Speakers advocated various measures, ranging from involvement of community in waste management to alternative technologies such as bio-methanisation and vermi-composting.

Though there is lot of opposition to incineration, it has become unavoidable for disposal of waste, says the former scientist at the National Environmental Engineering and Research Institute (NEERI), Nagpur, Mr Swaminathan.

He said poor design and management of incinerators had led to their malfunctioning and pollution.

He added that the municipal waste generated in the country was of low calorific value and thus unsuitable for incineration.

Send this article to Friends by E-Mail

Stories in this Section
Petro price hike will result in higher revenues to States


What to do with your old car? Ask BMW
Burning solid waste hazardous: Study
Hotel cos to pay fees for exemption on disclosure
Hotels see exodus of foreign guests
Entertainment park in Cyberabad on anvil
Govt hikes petrol, diesel prices; cuts excise duty
AP: ST sops for plastic goods
Stress on use of renewable energy
Centre's net tax receipts Rs 17,000 cr till May
Karnataka: Khadi outlets to be computerised
Kerala: Vypeen to get desalination plant
Foundation stone laid -- TN CM pins hopes on American school
Duty drawback move gladdens handloom goods exporters
Garment to keep soldiers cool in hot conditions
Post-divestment, Govt can call for SCI vessels in emergencies
Some hard `FACT's about divestment
AP: Empowering rural youth to be self-employed
Global workshop on hygiene behaviour
OECD defers meet on corporate governance
Social sector spending stressed
Rampant under-reporting of income suspected -- Non-salaried class comes under I-T Dept scrutiny
I-T Saral form to go back to one page
`Mangalore has potential for SEZ'
War clouds spread gloom over tourism sector
ITDC Kovalam resort
Private sector plans for Jog Falls
ITC charge-sheets: `FEMA may yield desired results'


The Hindu Group: Home | About Us | Copyright | Archives | Contacts | Subscription
Group Sites: The Hindu | Business Line | The Sportstar | Frontline | Home |

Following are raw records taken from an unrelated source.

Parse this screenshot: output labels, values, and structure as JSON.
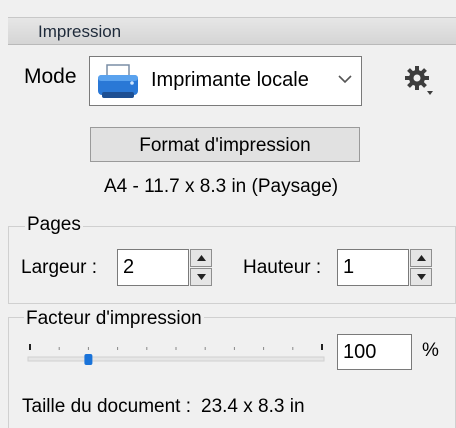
{
  "panel": {
    "title": "Impression"
  },
  "mode": {
    "label": "Mode",
    "selected": "Imprimante locale",
    "icons": {
      "printer": "printer-icon",
      "dropdown": "chevron-down-icon",
      "settings": "gear-icon"
    }
  },
  "format": {
    "button_label": "Format d'impression",
    "info": "A4 - 11.7 x 8.3 in (Paysage)"
  },
  "pages": {
    "title": "Pages",
    "width_label": "Largeur :",
    "width_value": "2",
    "height_label": "Hauteur :",
    "height_value": "1"
  },
  "factor": {
    "title": "Facteur d'impression",
    "value": "100",
    "unit": "%",
    "slider_level": 0.2,
    "doc_size_label": "Taille du document :",
    "doc_size_value": "23.4 x 8.3 in"
  },
  "colors": {
    "accent": "#1a73d9",
    "header_bg": "#dcdcdc",
    "panel_bg": "#f0f0f0"
  }
}
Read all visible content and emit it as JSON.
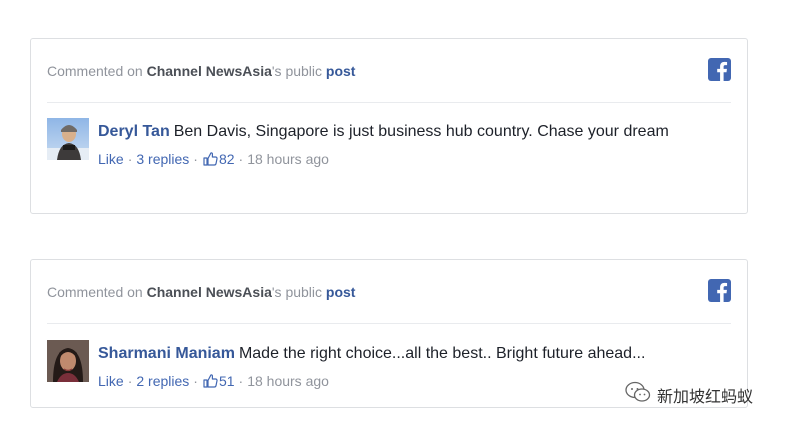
{
  "posts": [
    {
      "header": {
        "prefix": "Commented on ",
        "page": "Channel NewsAsia",
        "possessive": "'s public ",
        "post_link": "post"
      },
      "comment": {
        "author": "Deryl Tan",
        "text": "Ben Davis, Singapore is just business hub country. Chase your dream",
        "like_label": "Like",
        "replies_label": "3 replies",
        "like_count": "82",
        "time": "18 hours ago"
      }
    },
    {
      "header": {
        "prefix": "Commented on ",
        "page": "Channel NewsAsia",
        "possessive": "'s public ",
        "post_link": "post"
      },
      "comment": {
        "author": "Sharmani Maniam",
        "text": "Made the right choice...all the best.. Bright future ahead...",
        "like_label": "Like",
        "replies_label": "2 replies",
        "like_count": "51",
        "time": "18 hours ago"
      }
    }
  ],
  "watermark": {
    "text": "新加坡红蚂蚁"
  },
  "colors": {
    "link_blue": "#365899",
    "facebook_blue": "#4267b2",
    "meta_gray": "#90949c",
    "border": "#dddfe2"
  },
  "icons": [
    "facebook-icon",
    "thumbs-up-icon",
    "wechat-icon"
  ]
}
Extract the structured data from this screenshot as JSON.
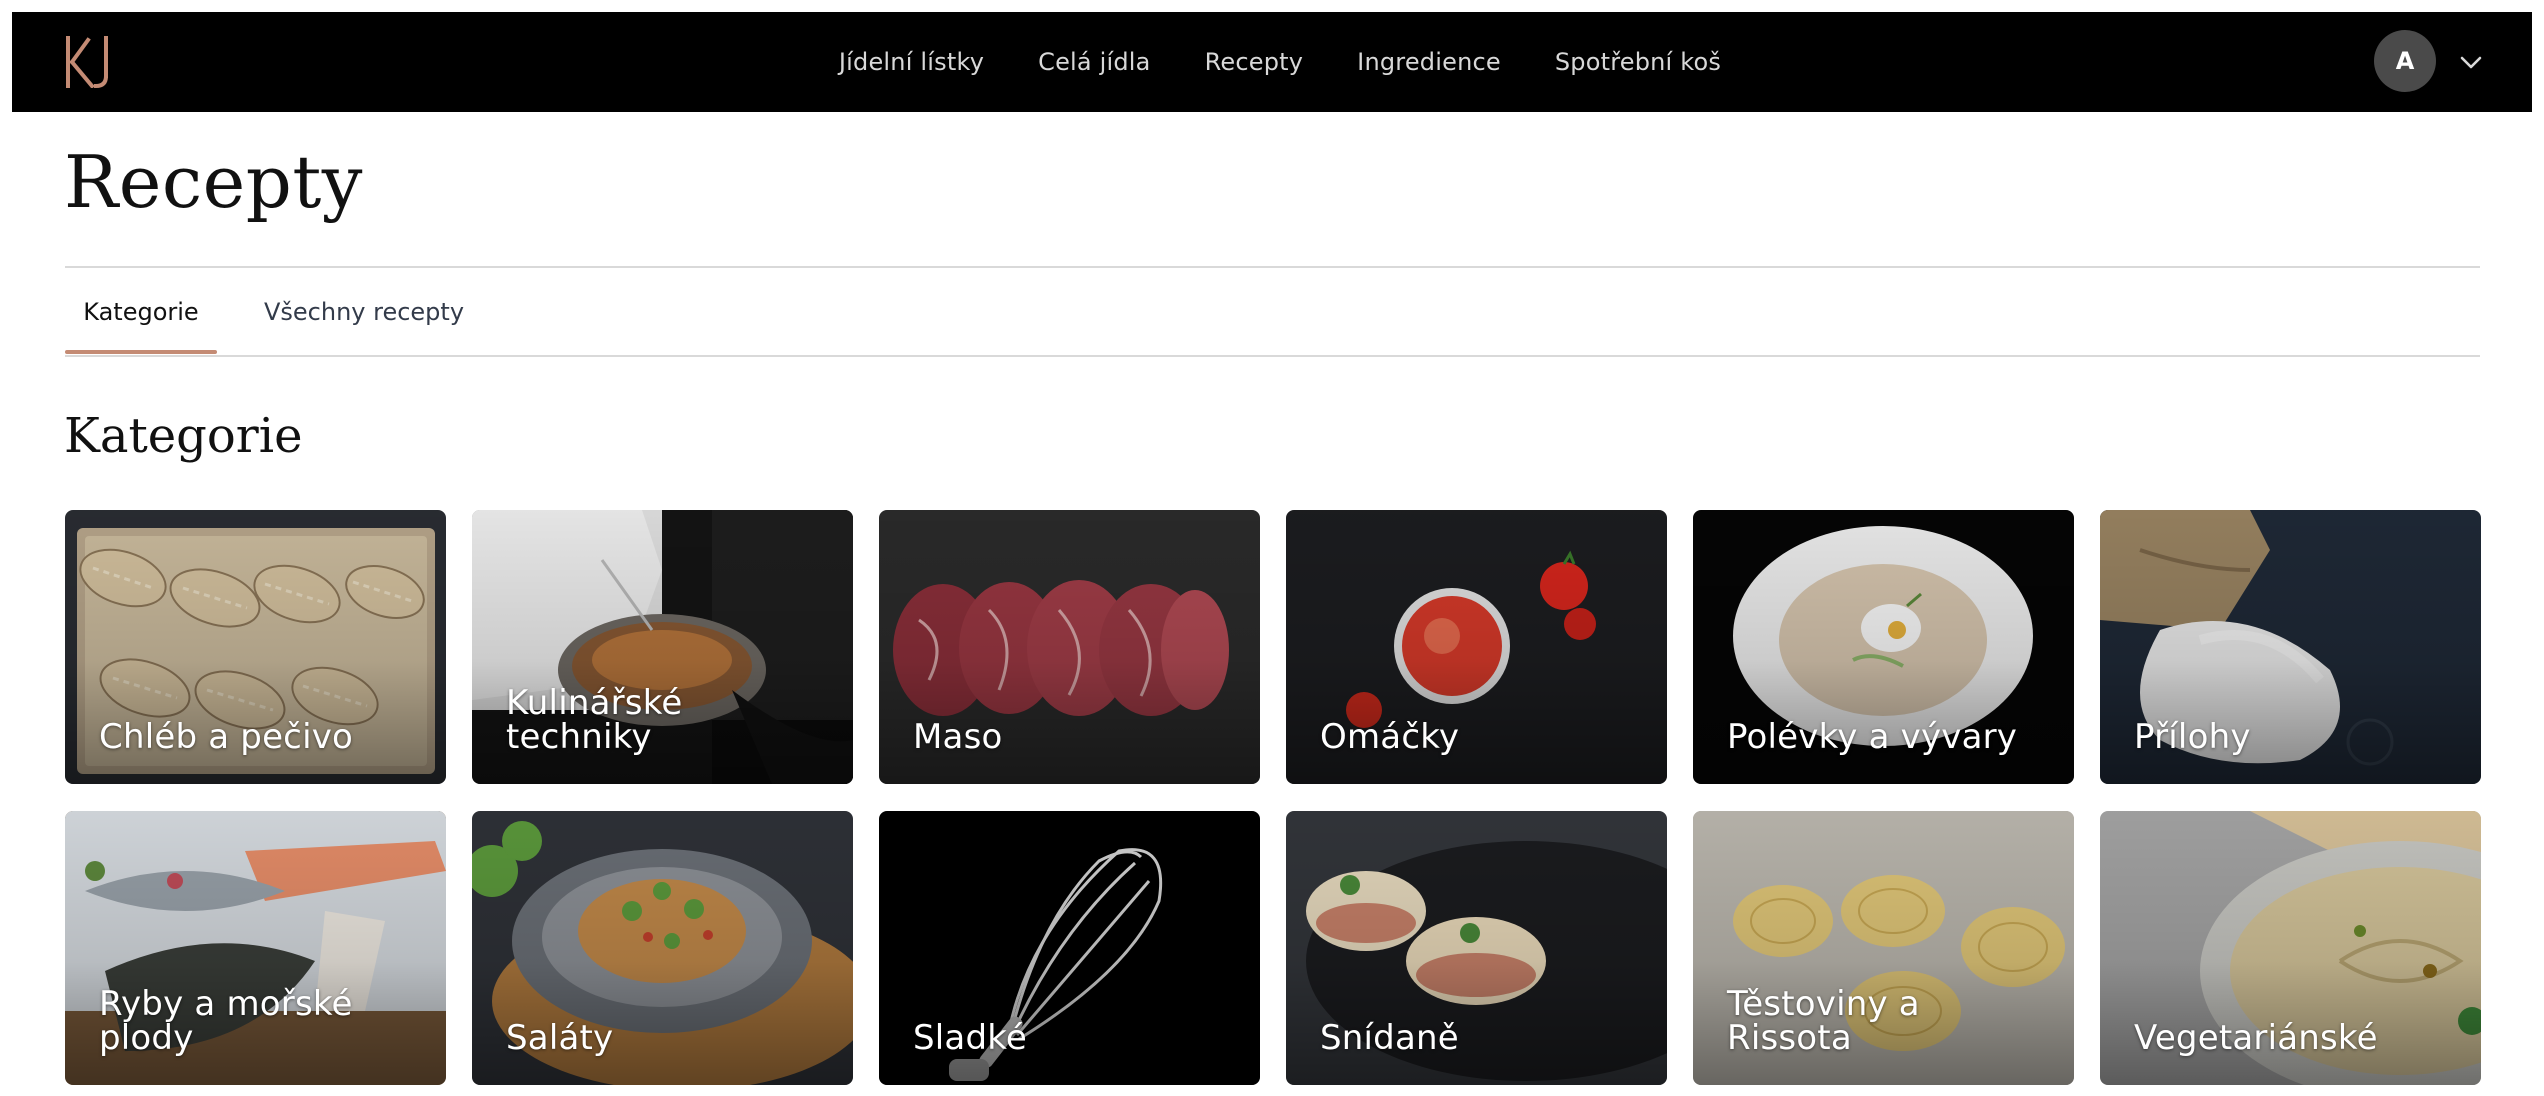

Copyright 2002, The Hindu Business Line. Republication or redissemination of the contents of this screen are expressly prohibited without the written consent of The Hindu Business Line